Chum salmon tend to spawn in the lower reaches of coastal watersheds and big river tributaries, and move quickly to river deltas, embayments and beaches. Chum are a very tolerant species, in that they leave the watershed early, and so less subject to low summer flow and temperature impacts than coho or steelhead, and appear to be more tolerant of pollution than coho, and not subject to pre-spawn mortality.
Coho are widely distributed in coastal stream and large river tributary watersheds. They rear for a year in rivers, favoring off channel habitats, including that formed by beaver before going to the sea as yearlings. Coho Pre-Spawn Mortality has created greater awareness of coho vulnerability to pollution, particularly road runoff.
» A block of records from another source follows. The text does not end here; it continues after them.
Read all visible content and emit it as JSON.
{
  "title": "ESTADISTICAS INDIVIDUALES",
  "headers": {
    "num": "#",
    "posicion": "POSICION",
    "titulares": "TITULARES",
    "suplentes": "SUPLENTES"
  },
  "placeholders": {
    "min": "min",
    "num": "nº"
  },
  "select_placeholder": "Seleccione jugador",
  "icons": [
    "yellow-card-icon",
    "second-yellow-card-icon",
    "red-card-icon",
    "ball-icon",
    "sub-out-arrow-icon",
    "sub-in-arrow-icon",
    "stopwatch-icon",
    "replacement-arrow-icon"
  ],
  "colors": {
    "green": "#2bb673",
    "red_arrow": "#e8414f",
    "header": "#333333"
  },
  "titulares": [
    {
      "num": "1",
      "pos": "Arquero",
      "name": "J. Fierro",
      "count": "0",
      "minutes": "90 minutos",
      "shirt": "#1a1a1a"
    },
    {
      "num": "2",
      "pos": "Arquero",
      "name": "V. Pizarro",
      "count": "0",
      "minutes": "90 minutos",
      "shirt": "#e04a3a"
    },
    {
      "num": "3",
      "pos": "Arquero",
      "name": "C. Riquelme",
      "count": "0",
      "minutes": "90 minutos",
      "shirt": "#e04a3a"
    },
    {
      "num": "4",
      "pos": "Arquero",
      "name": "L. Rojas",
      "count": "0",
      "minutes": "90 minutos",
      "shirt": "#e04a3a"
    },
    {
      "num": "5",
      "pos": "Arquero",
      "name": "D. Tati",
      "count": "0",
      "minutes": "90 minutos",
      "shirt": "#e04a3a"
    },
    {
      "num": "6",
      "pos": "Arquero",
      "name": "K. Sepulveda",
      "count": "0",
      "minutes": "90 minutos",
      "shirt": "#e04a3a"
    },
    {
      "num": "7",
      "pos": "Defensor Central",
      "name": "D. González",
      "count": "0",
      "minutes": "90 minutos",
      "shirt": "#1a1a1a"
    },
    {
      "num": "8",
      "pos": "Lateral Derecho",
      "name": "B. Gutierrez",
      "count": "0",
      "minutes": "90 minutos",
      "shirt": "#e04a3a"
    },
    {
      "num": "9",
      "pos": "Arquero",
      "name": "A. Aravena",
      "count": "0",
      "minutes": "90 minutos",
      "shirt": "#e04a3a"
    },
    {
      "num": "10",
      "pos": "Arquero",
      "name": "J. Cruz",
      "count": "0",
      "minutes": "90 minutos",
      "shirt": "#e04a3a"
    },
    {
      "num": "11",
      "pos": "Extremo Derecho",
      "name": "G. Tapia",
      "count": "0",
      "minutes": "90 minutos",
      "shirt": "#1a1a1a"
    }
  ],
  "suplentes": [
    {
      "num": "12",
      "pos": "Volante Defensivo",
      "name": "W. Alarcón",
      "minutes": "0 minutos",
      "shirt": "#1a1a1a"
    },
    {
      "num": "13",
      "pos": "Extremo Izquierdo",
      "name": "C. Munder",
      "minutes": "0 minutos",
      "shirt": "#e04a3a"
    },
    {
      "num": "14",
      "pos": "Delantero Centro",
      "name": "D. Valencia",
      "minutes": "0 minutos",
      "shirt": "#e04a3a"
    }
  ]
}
Sockeye often spawn in rivers near lakes, and young may rear for more than a year in lakes before an ocean migration lasting 2 or 3 years. Land locked populations are called kokanee. Lake Ozette sockeye are listed under the Endangered Species Act
Trout and Char
Anadromous Steelhead Trout and Bulltrout, and their resident counterparts, rainbow trout and char both favor hold headwater streams for spawning. Bulltrout move to the Sound for Summer foraging, while steelhead go farther to sea.
Cutthroat trout is also very widely distributed, and has a "sea-run" subspecies, which also forages in the nearshore during summer, returning to small coastal streams to spawn.
The following categories of pages are salmon related: